Tuesday, April 12, 2011
Diamond, Pearl, Platinum, take your pick.
I am a sucker for animated Disney movies. Let me specify, the good Disney movies. A Goofy Movie, Mulan 2, Cinderella 2 (basically any sequel), and Brother Bear are not included in the list of movies I love. At some point in my life I started to worry that when I was married with kids I wouldn't be able to buy the classic movies to show them that there used to be good kids movies (G-force and Spy Kids are a pathetic excuse for a child or family film).
I had no need to worry about the availability of my favorite childhood films. These days several classic Disney movies come out of the "vault" every year. There's a trend that's going on with this that's a little concerning. The movie will be re-released, a few years later it'll come out again, and then again in a few more years. With each re-release they add a new gem (I know for a fact there have been at least a gold, platinum, and diamond edition of Snow White), form of disc, and more special features. For example, Bambi--it came out originally in 1942. I don't know for sure how many times they've come out with a new edition of the movie, but judging by the fact that the most current version, which came to stores last month, is called "Bambi 2-disc Diamond Edition Blu-Ray/DVD/Digital Copy Combo Pack" I'd say this movie has been around the block a few times. Granted, there have been a lot of improvements since it was first released on VHS, and upgrading from DVD to Blu-Ray is probably a big deal as well, but every single re-release of every movie goes through an extravagant process than isn't really needed.

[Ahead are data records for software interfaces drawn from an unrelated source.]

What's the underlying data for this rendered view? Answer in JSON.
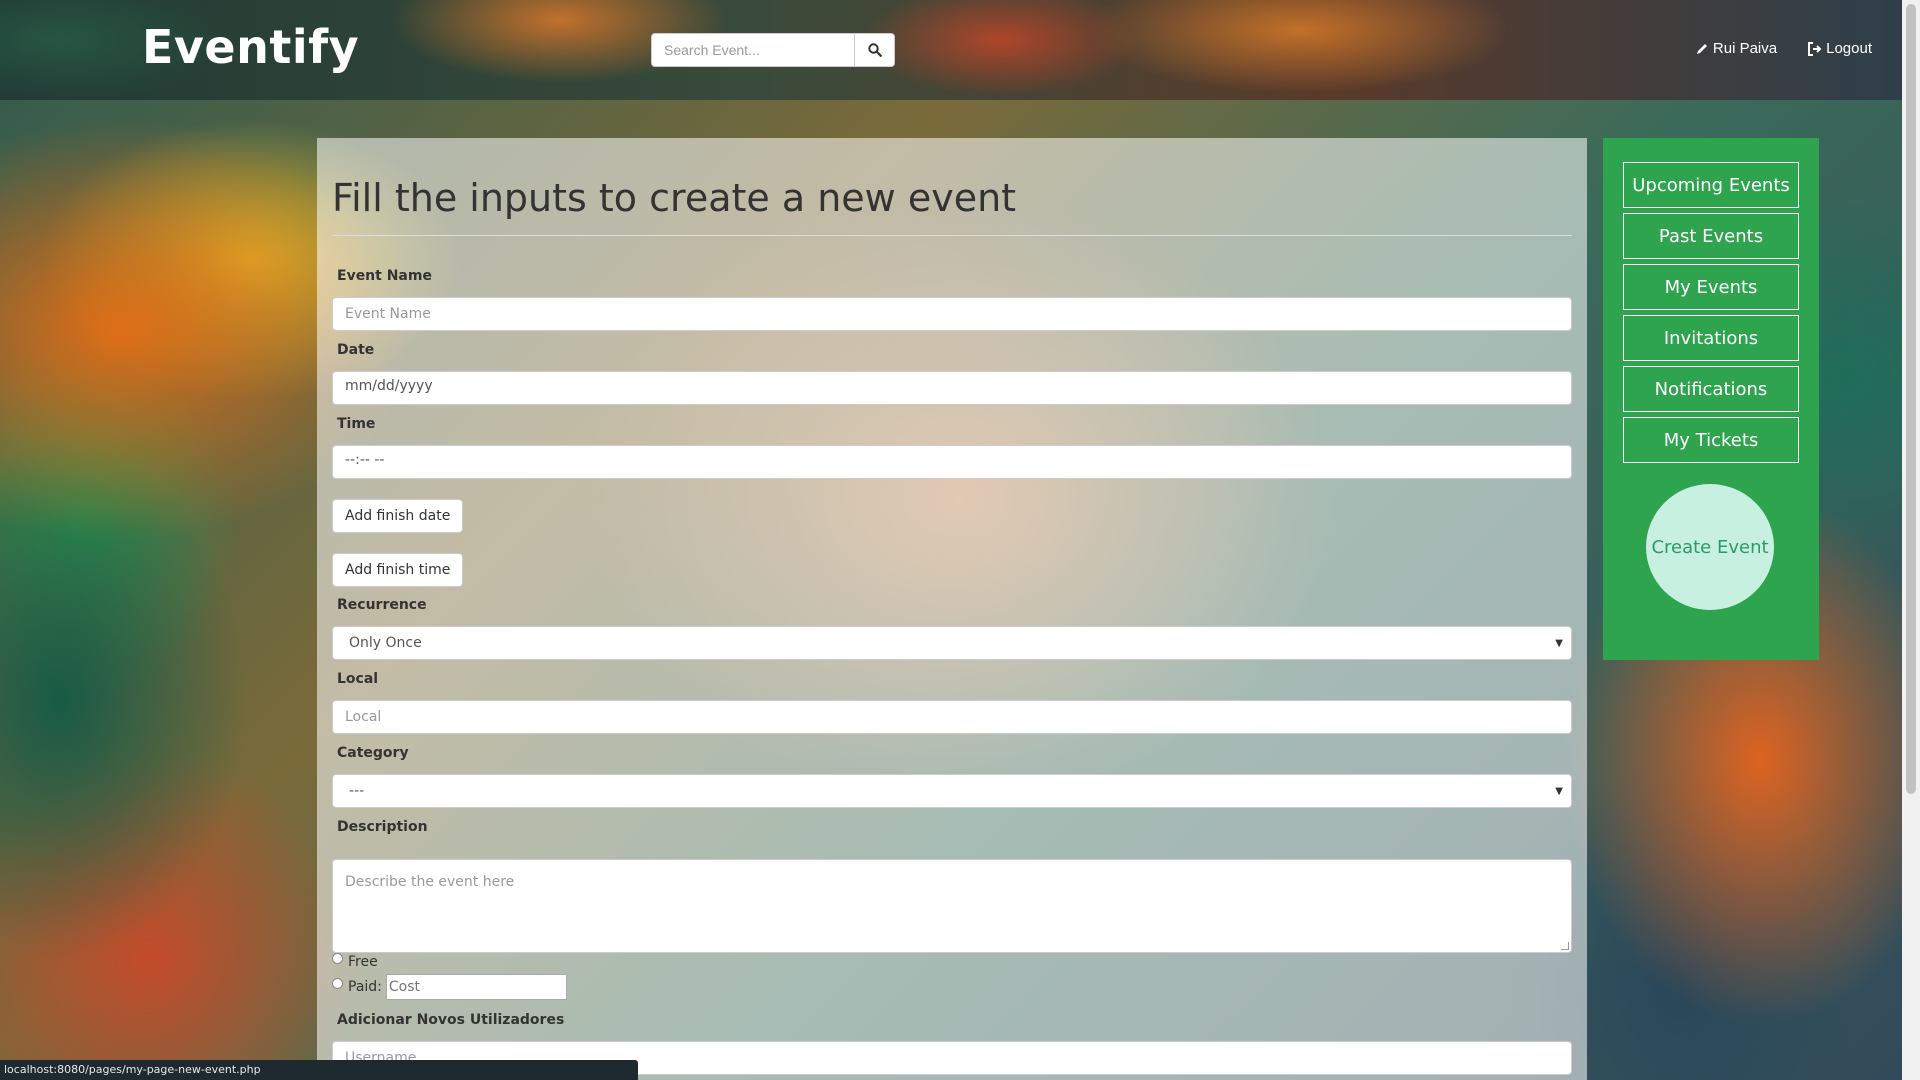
{
  "brand": {
    "name": "Eventify"
  },
  "search": {
    "placeholder": "Search Event..."
  },
  "nav": {
    "user_label": "Rui Paiva",
    "logout_label": "Logout"
  },
  "form": {
    "title": "Fill the inputs to create a new event",
    "event_name": {
      "label": "Event Name",
      "placeholder": "Event Name"
    },
    "date": {
      "label": "Date",
      "value": "mm/dd/yyyy"
    },
    "time": {
      "label": "Time",
      "value": "--:-- --"
    },
    "add_finish_date": "Add finish date",
    "add_finish_time": "Add finish time",
    "recurrence": {
      "label": "Recurrence",
      "selected": "Only Once"
    },
    "local": {
      "label": "Local",
      "placeholder": "Local"
    },
    "category": {
      "label": "Category",
      "selected": "---"
    },
    "description": {
      "label": "Description",
      "placeholder": "Describe the event here"
    },
    "price": {
      "free_label": "Free",
      "paid_label": "Paid:",
      "cost_placeholder": "Cost"
    },
    "add_users": {
      "label": "Adicionar Novos Utilizadores",
      "placeholder": "Username"
    }
  },
  "sidebar": {
    "items": [
      {
        "label": "Upcoming Events"
      },
      {
        "label": "Past Events"
      },
      {
        "label": "My Events"
      },
      {
        "label": "Invitations"
      },
      {
        "label": "Notifications"
      },
      {
        "label": "My Tickets"
      }
    ],
    "create_label": "Create Event"
  },
  "status_bar": {
    "url": "localhost:8080/pages/my-page-new-event.php"
  },
  "colors": {
    "sidebar_green": "#2ea44f",
    "create_circle": "#c8f0e0"
  }
}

A big deal is made about the new special features, and the new directors commentary probably is something special (I wouldn't know, I never watch it), but is it really necessary to add another $10+ just because they tripled the length of the title? At the rate things are going, when I'm 30 years old and want to buy a Disney movie (I would probably skip Bambi, I've never really been a fan) I'll have to pay $60 for a five disc collectors edition, with a title including a gem they discovered between now and then. There'll be a widescreen, and fullscreen version of the movie, three different commentaries, two special features discs, a digital copy, and one or two more things that haven't been invented yet. Technology will probably change before I'm 30 so there might be something different than discs, but you get the idea.
So all in all, I don't have to worry, my children won't have to go without real entertainment, but at what cost?